===== DATASET ENTRIES =====
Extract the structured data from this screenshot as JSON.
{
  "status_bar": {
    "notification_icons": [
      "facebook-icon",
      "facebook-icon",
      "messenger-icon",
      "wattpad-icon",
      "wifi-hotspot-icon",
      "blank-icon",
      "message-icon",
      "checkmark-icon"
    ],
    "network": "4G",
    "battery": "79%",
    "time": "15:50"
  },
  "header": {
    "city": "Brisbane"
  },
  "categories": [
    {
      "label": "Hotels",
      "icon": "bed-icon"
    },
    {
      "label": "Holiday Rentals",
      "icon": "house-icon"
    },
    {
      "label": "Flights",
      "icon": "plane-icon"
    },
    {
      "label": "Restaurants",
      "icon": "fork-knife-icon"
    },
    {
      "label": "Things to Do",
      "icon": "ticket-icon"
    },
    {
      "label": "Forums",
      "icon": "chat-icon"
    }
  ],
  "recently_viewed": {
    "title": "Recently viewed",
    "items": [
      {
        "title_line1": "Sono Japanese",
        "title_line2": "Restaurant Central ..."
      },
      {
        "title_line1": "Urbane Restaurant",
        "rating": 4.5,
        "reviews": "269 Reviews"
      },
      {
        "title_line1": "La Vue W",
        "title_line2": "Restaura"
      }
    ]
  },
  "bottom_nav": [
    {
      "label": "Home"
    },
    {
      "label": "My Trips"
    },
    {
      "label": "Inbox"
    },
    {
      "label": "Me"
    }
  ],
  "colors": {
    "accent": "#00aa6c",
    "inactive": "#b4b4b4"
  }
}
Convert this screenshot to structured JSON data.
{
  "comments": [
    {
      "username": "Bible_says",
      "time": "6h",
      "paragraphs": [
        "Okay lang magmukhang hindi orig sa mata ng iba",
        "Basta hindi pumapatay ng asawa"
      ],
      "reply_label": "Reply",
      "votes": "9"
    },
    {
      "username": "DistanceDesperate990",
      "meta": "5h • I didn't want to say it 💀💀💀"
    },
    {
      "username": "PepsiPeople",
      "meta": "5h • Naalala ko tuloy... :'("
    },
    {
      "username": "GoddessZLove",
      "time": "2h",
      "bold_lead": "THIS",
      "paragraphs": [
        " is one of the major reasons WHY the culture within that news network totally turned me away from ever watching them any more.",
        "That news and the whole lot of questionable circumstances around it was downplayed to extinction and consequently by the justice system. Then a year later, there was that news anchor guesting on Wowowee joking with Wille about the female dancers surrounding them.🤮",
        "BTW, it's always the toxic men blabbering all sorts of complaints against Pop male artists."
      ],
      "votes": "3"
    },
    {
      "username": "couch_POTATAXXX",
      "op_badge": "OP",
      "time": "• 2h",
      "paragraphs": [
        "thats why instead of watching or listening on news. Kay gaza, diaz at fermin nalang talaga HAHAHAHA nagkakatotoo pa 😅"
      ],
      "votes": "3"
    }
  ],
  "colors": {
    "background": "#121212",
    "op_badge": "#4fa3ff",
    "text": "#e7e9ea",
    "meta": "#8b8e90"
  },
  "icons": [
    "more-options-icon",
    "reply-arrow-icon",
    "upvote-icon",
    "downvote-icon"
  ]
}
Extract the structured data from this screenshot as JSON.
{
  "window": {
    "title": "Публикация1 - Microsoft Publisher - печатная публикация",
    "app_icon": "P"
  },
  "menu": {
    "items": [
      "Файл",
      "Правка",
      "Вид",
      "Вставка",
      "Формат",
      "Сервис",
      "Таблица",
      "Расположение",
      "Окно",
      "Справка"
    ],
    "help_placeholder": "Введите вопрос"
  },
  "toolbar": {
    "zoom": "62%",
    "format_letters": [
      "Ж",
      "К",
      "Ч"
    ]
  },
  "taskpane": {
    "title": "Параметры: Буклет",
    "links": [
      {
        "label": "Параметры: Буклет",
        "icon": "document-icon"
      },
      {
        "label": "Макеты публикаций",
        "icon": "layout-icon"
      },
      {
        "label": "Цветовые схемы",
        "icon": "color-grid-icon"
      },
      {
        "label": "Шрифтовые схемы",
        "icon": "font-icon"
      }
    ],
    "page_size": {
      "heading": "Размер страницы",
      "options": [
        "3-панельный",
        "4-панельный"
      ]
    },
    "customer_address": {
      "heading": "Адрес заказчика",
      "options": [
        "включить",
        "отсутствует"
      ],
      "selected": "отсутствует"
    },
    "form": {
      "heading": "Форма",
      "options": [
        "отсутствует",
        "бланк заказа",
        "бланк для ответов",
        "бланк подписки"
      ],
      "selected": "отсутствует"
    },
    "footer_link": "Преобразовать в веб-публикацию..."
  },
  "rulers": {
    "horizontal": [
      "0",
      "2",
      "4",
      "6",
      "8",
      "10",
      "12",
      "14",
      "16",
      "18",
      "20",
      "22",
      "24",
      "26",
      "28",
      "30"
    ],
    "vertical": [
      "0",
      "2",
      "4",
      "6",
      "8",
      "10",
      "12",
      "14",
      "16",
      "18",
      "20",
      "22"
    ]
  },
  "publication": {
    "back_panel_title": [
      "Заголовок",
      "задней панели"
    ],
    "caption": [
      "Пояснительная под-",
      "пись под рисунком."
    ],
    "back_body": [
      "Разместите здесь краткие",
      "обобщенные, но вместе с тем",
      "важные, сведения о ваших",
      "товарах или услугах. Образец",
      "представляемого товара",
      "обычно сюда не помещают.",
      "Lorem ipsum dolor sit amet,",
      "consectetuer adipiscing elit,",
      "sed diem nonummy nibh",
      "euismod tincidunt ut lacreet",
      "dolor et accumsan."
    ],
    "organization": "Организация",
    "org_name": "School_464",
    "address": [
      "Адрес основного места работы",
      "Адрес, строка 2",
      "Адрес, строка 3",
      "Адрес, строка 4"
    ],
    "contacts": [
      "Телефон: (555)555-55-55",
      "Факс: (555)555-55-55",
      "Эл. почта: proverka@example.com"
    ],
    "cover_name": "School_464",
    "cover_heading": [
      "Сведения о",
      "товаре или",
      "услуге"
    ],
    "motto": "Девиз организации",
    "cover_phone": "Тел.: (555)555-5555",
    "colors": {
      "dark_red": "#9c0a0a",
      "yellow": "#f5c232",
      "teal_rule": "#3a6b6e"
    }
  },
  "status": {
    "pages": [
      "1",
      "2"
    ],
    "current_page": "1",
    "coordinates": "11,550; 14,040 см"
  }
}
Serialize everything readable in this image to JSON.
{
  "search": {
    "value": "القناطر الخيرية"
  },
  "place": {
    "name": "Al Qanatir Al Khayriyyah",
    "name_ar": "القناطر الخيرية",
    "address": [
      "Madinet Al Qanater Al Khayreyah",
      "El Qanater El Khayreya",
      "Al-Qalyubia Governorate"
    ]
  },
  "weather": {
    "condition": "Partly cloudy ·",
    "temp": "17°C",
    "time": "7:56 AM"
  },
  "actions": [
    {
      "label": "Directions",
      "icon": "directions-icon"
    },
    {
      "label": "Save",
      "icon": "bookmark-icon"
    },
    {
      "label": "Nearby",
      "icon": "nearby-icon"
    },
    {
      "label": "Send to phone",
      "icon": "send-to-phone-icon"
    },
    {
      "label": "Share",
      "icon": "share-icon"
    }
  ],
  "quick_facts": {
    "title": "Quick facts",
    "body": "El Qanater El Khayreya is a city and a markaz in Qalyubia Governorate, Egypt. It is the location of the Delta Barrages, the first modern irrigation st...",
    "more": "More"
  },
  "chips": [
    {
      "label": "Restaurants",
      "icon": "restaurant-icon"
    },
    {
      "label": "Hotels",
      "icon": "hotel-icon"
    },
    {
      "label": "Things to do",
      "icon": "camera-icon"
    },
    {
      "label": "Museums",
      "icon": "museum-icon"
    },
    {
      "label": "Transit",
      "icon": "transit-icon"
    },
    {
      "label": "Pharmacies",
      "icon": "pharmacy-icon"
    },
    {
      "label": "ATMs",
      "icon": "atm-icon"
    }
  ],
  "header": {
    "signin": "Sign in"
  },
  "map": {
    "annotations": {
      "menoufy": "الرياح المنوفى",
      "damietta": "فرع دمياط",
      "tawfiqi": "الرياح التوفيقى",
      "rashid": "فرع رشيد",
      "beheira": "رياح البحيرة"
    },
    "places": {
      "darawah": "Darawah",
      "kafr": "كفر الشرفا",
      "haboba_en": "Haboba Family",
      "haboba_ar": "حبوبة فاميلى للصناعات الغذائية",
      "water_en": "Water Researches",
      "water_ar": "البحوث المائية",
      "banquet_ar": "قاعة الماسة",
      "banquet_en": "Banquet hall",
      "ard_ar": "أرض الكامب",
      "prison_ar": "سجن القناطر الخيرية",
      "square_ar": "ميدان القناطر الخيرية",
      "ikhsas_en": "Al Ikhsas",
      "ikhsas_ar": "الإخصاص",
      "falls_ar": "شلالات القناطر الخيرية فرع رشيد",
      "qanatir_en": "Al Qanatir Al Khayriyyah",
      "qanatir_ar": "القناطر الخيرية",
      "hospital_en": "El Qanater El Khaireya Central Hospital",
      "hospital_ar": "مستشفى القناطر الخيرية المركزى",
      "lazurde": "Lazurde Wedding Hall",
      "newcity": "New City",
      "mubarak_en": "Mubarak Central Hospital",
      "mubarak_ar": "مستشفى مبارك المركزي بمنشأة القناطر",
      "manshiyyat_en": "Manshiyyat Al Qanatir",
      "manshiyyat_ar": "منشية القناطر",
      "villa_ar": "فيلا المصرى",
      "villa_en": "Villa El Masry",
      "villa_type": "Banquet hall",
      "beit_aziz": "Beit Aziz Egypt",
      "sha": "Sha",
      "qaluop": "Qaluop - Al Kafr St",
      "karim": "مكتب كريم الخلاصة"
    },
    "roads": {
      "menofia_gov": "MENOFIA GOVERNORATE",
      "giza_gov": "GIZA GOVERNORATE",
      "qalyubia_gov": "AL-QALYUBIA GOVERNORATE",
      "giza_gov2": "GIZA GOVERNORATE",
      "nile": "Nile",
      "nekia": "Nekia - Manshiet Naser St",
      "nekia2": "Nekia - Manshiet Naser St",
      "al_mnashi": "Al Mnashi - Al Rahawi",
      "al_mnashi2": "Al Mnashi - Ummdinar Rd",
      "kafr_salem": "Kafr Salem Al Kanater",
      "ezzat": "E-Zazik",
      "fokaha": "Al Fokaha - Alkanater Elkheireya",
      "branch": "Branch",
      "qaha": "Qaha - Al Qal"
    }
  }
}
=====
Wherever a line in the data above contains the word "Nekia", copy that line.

      "nekia": "Nekia - Manshiet Naser St",
      "nekia2": "Nekia - Manshiet Naser St",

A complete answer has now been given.